Since the Terminator gave in so bravely to the quaint but unaffordable anti-gubment hysteria, the state is helpless when it is clear that government is going to be needed more than ever--and these fires are Exhibit One.

First of all, look at them. These are very powerful fires. And as this eloquent diary attests, this is not even yet fire season. These fires aren't supposed to happen in August, not in southern California. But the entire southwest is parched, in the midst of a multiple year drought. The Climate Crisis is coming to get them, and it's not going away.

Just as these fires threaten the air, the water, the business and public resources of the region and beyond, California's economic tailspin will affect the rest of America and the world economy. But the Terminator plus the perfect storm of a helpless state government and a total leadership vacuum in the state, together forestall much hope that California can fix itself any time soon.

Sunday, August 30, 2009

Kennedy Farewell: The Music

As was repeated (and shown repeatedly in the retrospective films that played over (and over) the past few days), Senator Ted Kennedy loved music, and music was a big part of all of the memorial events. There were songs at the Kennedy Library, including hymns and several choruses of "When Irish Eyes Are Smiling," with Irish tenors outdoing each other each time.

The most impressive music came at the funeral Mass. Yo Yo Ma played the Sarabande of Bach's Cello Suite #6, which if I'm not mistaken has particular meaning for the musician, who played it for his father shortly before his death. In any case, he played it memorably, with evident feeling. Placido Domingo sang Franck's "Panis Angelicus," the Tanglewood Chorus sang Brahm's "Let Nothing Ever Grieve Thee," and mezzo-soprano Susan Graham sang a wonderful "Ave Maria" by Schubert.

But I was especially taken by the organ music at the very beginning, as Kennedy's casket entered. The processional hymn, which began a bit later, was "Holy God, We Praise Thy Name" but I couldn't tell if the organ music was another version of it, but whatever it was, it was beautiful, mysterious.

The most notable addition to the day's music was at the Capitol, after the official prayers and singing.
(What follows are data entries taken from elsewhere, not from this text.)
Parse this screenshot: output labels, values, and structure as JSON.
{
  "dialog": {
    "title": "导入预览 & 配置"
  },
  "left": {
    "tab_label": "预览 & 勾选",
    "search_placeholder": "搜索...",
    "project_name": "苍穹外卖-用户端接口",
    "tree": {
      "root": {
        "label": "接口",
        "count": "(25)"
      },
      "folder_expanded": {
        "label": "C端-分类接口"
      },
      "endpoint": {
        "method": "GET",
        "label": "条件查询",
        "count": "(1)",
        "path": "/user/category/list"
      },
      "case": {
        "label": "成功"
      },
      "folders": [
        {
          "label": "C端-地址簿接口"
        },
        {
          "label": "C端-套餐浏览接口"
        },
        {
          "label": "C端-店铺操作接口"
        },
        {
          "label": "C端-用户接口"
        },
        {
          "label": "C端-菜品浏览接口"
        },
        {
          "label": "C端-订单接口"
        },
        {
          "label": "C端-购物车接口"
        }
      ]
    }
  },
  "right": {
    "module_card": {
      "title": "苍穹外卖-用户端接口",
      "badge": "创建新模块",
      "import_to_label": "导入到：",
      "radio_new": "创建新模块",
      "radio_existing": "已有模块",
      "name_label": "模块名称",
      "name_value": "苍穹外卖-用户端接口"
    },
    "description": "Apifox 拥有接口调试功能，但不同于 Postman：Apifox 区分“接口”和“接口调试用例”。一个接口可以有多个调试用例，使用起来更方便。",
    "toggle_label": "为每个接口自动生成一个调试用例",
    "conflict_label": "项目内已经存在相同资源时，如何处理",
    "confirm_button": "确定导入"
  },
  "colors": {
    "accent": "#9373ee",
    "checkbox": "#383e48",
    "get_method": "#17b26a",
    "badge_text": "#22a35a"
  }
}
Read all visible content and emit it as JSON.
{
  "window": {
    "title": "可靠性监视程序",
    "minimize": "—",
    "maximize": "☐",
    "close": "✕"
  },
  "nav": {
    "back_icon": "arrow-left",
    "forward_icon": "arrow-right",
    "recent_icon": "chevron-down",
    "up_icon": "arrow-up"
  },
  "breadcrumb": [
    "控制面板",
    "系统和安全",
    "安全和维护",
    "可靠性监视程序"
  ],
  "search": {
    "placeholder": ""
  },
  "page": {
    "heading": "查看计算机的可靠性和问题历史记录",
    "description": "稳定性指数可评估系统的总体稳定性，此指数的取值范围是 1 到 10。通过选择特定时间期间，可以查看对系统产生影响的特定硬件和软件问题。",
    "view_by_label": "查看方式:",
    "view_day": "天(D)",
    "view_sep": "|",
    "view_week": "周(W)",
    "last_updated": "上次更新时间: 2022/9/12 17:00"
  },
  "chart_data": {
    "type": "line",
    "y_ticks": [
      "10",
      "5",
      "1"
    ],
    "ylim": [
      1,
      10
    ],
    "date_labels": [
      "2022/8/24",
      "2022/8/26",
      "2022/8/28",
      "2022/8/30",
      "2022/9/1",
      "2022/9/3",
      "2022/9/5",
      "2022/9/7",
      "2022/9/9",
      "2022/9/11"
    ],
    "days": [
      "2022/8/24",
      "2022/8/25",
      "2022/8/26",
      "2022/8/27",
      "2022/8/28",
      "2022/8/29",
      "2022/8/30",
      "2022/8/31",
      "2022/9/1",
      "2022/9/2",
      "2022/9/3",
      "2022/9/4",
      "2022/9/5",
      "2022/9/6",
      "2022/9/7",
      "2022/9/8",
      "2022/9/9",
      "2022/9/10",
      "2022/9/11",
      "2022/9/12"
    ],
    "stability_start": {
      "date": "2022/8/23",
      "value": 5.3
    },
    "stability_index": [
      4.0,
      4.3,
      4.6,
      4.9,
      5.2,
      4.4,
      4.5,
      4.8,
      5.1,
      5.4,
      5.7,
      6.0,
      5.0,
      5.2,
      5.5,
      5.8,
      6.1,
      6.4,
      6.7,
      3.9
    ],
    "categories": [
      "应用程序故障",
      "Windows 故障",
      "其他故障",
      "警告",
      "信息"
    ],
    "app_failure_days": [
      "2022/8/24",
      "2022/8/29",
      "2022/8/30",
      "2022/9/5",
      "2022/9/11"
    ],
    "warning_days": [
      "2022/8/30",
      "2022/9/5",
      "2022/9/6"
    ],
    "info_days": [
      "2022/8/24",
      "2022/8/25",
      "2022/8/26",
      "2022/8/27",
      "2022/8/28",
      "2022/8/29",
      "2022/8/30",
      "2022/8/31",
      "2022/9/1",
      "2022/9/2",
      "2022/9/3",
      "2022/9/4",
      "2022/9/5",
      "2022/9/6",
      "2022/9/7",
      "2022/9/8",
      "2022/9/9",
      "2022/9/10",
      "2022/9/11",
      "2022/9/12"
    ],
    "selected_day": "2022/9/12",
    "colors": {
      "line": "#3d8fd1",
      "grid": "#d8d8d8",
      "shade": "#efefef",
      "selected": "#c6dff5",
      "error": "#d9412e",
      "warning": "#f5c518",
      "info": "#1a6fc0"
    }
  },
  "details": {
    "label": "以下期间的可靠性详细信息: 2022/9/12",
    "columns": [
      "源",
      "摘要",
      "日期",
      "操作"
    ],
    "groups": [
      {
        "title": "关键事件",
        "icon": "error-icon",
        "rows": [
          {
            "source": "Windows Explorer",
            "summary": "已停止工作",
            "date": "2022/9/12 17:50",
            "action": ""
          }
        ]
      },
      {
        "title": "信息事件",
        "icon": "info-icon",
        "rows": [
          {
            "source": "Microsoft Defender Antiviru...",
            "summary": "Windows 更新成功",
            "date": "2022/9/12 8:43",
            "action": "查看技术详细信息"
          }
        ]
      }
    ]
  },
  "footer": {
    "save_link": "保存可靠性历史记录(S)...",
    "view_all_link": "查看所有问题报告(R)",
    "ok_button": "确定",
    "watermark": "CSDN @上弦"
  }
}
As the hearse was about to leave, the crowd across the street spontaneously began singing "America the Beautiful."

But the musical moment I will remember came at the very end, at the Arlington National Cemetary, in the most impressive solo version of Taps I've ever heard. It was not an ordinary rote rendition--it was very musical, with pure tones and full of feeling.